Note: I wrote the following note over a year ago, but only recently decided to send it to my newsletter. I’m not sure why I sat on it so long. Your [respectful] thoughts are welcome on Twitter.
Empathy doesn’t always come easy, but it goes a very long way toward building trust with those around you. I’ve seen many well-intentioned people lose the trust of their peers because they fail to communicate with empathy. Perhaps they rush when replying to a message, or they fail to set aside frustration with a decision they believe should have gone a different way. In many cases this is a matter of differently weighed trade offs or a misunderstanding about who is empowered to make a decision. It turns out these things are sometimes unclear.

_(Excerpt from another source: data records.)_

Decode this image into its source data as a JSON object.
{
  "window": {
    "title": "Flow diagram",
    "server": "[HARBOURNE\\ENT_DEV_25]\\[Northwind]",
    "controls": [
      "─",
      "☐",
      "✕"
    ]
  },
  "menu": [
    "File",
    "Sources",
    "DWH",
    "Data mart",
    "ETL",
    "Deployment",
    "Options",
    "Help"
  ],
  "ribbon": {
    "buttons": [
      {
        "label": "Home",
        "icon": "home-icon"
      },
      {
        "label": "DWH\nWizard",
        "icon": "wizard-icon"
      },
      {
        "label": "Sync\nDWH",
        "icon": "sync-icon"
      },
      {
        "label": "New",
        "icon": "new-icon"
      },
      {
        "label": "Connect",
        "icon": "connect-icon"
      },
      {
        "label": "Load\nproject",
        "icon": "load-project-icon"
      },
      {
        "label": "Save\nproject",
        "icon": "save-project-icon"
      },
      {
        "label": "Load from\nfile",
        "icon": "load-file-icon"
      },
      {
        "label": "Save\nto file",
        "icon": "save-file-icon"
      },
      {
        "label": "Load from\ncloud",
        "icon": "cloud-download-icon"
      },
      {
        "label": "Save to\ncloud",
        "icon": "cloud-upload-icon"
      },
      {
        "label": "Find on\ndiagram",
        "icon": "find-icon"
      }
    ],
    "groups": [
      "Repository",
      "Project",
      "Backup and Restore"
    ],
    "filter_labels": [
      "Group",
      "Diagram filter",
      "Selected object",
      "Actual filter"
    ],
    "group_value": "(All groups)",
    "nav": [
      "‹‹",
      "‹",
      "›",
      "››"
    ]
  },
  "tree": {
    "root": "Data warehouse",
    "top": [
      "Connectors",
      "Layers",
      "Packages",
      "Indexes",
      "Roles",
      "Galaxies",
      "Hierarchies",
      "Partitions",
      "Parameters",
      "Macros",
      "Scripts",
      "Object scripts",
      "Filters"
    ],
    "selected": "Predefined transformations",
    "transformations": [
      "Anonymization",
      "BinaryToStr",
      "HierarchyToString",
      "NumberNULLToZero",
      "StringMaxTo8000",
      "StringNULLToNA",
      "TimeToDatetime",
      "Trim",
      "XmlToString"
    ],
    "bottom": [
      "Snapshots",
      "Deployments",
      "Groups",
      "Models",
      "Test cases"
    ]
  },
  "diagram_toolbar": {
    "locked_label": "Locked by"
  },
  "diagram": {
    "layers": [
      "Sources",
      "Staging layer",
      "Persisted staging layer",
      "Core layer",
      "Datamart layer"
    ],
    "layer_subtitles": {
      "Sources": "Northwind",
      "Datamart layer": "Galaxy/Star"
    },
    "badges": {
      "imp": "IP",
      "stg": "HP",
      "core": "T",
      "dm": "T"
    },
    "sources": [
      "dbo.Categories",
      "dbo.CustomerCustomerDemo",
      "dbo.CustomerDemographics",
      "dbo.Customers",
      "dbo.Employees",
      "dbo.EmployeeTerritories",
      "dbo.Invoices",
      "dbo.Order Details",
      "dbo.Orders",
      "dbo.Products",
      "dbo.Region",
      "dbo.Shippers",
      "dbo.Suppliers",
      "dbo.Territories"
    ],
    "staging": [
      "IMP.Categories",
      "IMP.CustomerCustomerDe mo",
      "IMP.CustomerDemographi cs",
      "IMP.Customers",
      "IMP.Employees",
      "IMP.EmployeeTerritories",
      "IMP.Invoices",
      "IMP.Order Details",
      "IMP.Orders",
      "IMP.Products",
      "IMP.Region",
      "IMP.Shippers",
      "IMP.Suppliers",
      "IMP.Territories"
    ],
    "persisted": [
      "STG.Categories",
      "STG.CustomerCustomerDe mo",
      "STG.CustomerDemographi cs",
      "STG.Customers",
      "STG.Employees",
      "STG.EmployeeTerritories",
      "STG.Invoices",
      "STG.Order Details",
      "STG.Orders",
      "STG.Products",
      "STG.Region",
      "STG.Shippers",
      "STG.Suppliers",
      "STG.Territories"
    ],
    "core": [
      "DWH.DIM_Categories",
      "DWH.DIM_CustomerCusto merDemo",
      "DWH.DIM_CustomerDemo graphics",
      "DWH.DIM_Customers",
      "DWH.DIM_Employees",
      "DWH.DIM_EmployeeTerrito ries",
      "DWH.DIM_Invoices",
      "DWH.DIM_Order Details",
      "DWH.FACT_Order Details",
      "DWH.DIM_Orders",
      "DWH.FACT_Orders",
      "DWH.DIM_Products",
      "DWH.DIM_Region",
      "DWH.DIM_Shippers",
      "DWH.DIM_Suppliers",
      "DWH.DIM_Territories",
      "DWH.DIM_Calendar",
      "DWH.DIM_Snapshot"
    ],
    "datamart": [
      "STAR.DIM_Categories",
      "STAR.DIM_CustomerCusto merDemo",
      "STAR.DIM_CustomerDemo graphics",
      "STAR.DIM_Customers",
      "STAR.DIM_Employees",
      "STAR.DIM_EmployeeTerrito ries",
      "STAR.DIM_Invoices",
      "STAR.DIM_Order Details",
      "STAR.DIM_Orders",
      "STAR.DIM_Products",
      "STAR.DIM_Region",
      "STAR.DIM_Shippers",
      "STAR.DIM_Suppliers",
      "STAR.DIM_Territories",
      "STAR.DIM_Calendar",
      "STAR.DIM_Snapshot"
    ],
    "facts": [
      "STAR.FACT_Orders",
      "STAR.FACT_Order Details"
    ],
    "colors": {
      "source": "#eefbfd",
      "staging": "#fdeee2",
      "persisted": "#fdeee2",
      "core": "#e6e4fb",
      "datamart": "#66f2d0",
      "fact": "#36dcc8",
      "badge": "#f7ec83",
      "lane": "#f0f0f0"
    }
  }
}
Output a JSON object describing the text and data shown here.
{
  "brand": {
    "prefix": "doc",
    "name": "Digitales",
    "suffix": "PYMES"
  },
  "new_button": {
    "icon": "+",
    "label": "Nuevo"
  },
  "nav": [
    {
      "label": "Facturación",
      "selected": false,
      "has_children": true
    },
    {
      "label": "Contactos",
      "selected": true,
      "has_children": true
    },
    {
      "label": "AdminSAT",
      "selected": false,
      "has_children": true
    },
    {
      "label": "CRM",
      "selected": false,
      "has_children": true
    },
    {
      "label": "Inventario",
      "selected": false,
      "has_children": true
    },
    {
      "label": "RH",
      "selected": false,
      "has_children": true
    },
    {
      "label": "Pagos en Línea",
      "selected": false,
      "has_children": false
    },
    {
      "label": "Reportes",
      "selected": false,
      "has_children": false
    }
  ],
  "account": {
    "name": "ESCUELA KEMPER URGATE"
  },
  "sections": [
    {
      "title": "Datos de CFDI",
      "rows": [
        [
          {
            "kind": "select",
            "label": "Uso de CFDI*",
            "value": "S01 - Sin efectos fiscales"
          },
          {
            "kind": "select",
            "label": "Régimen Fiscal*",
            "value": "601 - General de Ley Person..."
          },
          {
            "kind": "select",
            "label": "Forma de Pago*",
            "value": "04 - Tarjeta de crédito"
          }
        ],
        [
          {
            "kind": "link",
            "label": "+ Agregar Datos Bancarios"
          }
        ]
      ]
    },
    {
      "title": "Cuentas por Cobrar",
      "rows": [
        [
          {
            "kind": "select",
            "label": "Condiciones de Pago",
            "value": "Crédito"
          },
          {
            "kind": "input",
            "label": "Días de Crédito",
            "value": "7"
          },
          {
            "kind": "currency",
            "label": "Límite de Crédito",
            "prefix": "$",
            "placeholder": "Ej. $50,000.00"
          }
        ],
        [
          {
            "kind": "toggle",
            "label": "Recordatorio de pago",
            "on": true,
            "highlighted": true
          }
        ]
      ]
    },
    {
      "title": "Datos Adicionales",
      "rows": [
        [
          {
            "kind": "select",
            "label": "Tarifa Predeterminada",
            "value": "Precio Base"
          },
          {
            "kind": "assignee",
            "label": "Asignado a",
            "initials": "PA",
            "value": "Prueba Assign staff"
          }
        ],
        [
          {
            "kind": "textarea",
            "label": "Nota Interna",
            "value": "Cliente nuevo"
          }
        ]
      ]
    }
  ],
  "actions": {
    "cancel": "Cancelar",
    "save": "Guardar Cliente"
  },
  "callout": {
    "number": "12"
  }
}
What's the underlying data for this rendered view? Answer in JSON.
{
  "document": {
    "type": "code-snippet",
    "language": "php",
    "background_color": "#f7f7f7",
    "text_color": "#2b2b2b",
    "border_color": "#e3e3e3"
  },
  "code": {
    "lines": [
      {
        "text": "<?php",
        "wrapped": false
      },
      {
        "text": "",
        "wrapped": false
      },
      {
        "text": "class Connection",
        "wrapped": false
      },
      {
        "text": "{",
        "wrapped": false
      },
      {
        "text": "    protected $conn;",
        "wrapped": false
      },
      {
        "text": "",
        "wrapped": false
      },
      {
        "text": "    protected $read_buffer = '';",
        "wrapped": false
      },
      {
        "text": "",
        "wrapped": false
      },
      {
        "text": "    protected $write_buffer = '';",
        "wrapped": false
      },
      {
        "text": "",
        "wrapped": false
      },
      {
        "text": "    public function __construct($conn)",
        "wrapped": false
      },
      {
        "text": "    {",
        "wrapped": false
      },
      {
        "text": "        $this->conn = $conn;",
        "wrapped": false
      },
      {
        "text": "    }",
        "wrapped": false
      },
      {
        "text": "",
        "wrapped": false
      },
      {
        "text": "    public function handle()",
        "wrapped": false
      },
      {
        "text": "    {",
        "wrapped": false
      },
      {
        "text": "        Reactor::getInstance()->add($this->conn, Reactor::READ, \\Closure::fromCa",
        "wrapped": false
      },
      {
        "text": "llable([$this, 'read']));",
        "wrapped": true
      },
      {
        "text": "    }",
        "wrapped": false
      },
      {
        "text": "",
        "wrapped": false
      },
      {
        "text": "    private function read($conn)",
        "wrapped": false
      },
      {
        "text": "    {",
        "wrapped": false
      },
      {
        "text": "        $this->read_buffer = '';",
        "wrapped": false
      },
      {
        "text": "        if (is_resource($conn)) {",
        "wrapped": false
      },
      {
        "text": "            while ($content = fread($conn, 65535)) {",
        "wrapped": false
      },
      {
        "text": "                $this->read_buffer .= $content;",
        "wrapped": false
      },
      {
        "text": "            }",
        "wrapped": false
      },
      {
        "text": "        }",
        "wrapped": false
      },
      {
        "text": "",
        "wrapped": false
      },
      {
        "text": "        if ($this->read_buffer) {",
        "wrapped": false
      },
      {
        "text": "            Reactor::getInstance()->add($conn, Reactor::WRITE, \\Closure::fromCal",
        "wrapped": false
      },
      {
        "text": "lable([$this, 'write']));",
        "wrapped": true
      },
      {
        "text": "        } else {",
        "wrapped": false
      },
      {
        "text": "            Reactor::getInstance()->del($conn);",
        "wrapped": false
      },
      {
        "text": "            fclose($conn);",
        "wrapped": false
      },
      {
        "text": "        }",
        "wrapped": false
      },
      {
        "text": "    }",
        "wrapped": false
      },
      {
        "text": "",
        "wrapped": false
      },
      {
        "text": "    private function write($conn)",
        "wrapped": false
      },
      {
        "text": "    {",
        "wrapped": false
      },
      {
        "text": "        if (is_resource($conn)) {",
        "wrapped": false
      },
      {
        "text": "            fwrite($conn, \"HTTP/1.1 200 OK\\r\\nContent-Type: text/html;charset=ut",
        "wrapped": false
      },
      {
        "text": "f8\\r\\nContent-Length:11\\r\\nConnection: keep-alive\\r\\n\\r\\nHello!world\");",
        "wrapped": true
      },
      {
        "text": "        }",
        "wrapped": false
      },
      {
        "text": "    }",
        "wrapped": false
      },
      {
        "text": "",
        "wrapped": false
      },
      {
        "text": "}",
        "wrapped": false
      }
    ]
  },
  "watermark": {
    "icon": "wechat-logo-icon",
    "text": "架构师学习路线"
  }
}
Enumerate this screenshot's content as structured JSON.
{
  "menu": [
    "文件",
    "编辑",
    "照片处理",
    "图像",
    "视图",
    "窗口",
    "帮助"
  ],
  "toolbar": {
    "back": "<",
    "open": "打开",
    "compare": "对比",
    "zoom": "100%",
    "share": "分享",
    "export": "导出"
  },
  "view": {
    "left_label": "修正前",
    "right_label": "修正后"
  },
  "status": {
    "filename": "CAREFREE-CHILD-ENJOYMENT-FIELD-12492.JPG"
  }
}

It’s important to take a step back in moments like these to get a broader view of the situation: try to understand the position the other person is in, their priorities, how they may be weighing trade offs differently from you, whether they have context you don’t, and who should make the decision. Afterward, think about how to move the conversation forward in a way that’s constructive in the short and long term. Be direct, but diplomatic and try to address their concerns directly.
I understand using light gray for the text color here is important to you because it matches our logo, but it’s really important that the contrast is high so people with colorblindness can read it.
This example is intentionally low key — let’s set that aside. We start by showing empathy for our colleague’s point of view. We tell them we understand their concern and attempt to repeat it. This gives them a chance to correct us if there’s a misunderstanding on our part. We then share our proposed decision and the explicit trade offs we’ve made. In the first example above, we posited accessibility was more important than whether text color matches our logo color. Making implicit value judgements about trade offs explicit is key to building understanding.
If we don’t understand the concern then we ask clarifying questions.
I want to make sure I understand your concern. Are you worried about whether the text color matches the logo, or are you generally worried about brand guidelines? Is it something else?
Earlier I said to be “constructive in the short and long term” but what I really mean is if you treat people poorly then they will not want to work with you. If you do this repeatedly then you’ll have a bad reputation and, in turn, your effectiveness will go down over time as more teammates view working with you as a burden.
You might have been told to “disagree and commit” at some point in your career. Knowing when to fold ‘em, as they say (whoever “they” are), is an important tool in maintaining trust long term and maximizing your effectiveness at work. When deciding whether you should disagree and commit you should consider the long and short term ramifications of a decision and whether you’re the person empowered to make the decision. For instance, if the decision is regarding something like the naming of an internal API then arguing until you get your way is going to erode some amount of trust from your teammate(s). Over time situations like this will cause you to be seen as an inflexible person. On the other hand, advocating for something like maintaining or increasing user privacy is likely really important and is worth fighting for.
You might also be asked to consult on a decision. This might come in the form of a friend or colleague asking for advice, or some sort of group setting that’s more formal. It’s important to recognize your place in these situations. Are you being asked to give input or are you the decision maker? It’s important to set your expectations accordingly to avoid disappointment if the designated decision maker makes a decision in conflict with your advice. If you don’t understand the decision then ask what trade offs they made or what additional context and inputs they took into account. Remember that they may weigh trade offs differently from you and that’s okay.
If you’re a decision maker asking others for advice, then set their expectations early. Some people may need you to tell them their input is valuable and appreciated, but you are also taking many inputs into account in some broader scope. These people may also need to be told directly that you may make a decision counter to their recommendation if other inputs need to be weighed more heavily. This approach can help avoid needless escalation and conflict.
Resolving conflict is more difficult if there’s not a well-defined decision maker. For example, consider the case where you and a peer have conflicting viewpoints on a decision and you’re at a stalemate after going through the process. In cases like this it’s helpful to bring in a third party to mediate or break the tie. It might also be helpful to consider whether the decision is reversible. If it is, then it’s easier to disagree and commit to move forward. If it doesn’t work out the team can take its lumps and change course. Most decisions are reversible.
A final note: it’s sometimes quite hard to strike the right balance between directness and respectful tone in text. Try talking to your counterpart face to face or video chat if a conversation goes sideways via text chat. It may remind you both there’s a human on the other side of the discussion.
 It’s important to keep ethics in mind here. If you’re fighting to uphold some ethical boundary then it’s always worth continuing to advocate for your position.